In re BERNARD P. McCULLOUGH, a Judge of the Justice Court, on Censure

(Opinion by The Court.)

COUNSEL

No counsel listed for this case.

OPINION

THE COURT.

The Commission on Judicial Performance has recommended that we publicly censure Bernard P. McCullough, a Judge of the Justice Court, San Benito Judicial District, San Benito County, for "persistent failure ... to perform the judge's duties" and for "conduct prejudicial to the administration of justice that brings the judicial office into disrepute." (Cal. Const., art. VI, § 18, subd. (c)(2).) Judge McCullough has not challenged the commission's findings or recommendation.

Following the appointment of a special master, an agreed statement was received in lieu of testimony; the commission subsequently took into consideration favorable documentary evidence. Thereafter, the commission adopted the findings and conclusions of the special master that between 1982 and 1985, despite three private admonishments and inquiries from the commission and the attorneys involved, Judge McCullough failed to timely decide a case submitted to his court for a period of three years, nine months. In addition, he continued to execute salary affidavits and to receive his salary even though submitted cases remained pending and undecided in his court for periods in excess of 90 days. (See Gov. Code, § 71610; cf. Cal. Const., art. VI, § 19; Gov. Code, § 68210; Mardikian v. Commission on Judicial Performance (1985) 40 Cal. 3d 473 [220 Cal. Rptr. 833, 709 P.2d 852].) [1] The commission concluded that the protracted delay and the failure to respond to party and commission inquiries amounts to a persistent failure to perform judicial duties and a violation of canon 3A(5) of the California Code of Judicial Conduct. Moreover, Judge McCullough's failure to promptly decide cases, despite private admonishments and inquiries from the commission and the parties, and his disregard of California law in executing salary affidavits and in receiving his salary, was "conduct prejudicial to the administration of justice that brings the judicial office into disrepute.

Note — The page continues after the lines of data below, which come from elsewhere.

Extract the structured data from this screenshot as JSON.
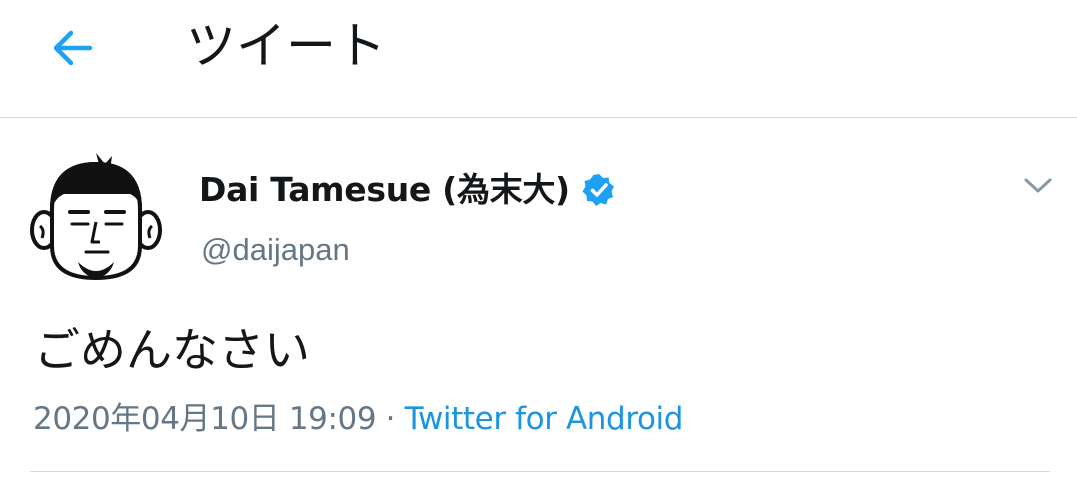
{
  "header": {
    "title": "ツイート",
    "back_icon": "arrow-left-icon"
  },
  "tweet": {
    "author": {
      "display_name": "Dai Tamesue (為末大)",
      "handle": "@daijapan",
      "verified": true,
      "verified_icon": "verified-badge-icon"
    },
    "menu_icon": "chevron-down-icon",
    "text": "ごめんなさい",
    "timestamp": "2020年04月10日 19:09",
    "separator": " · ",
    "source": "Twitter for Android"
  },
  "colors": {
    "accent": "#1da1f2",
    "source_link": "#1b95e0",
    "secondary_text": "#657786",
    "divider": "#d6d9dc"
  }
}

After reviewing the record, we are satisfied that the conclusions of the commission are justified, and that its recommendation should be adopted. This order will serve as the appropriate sanction."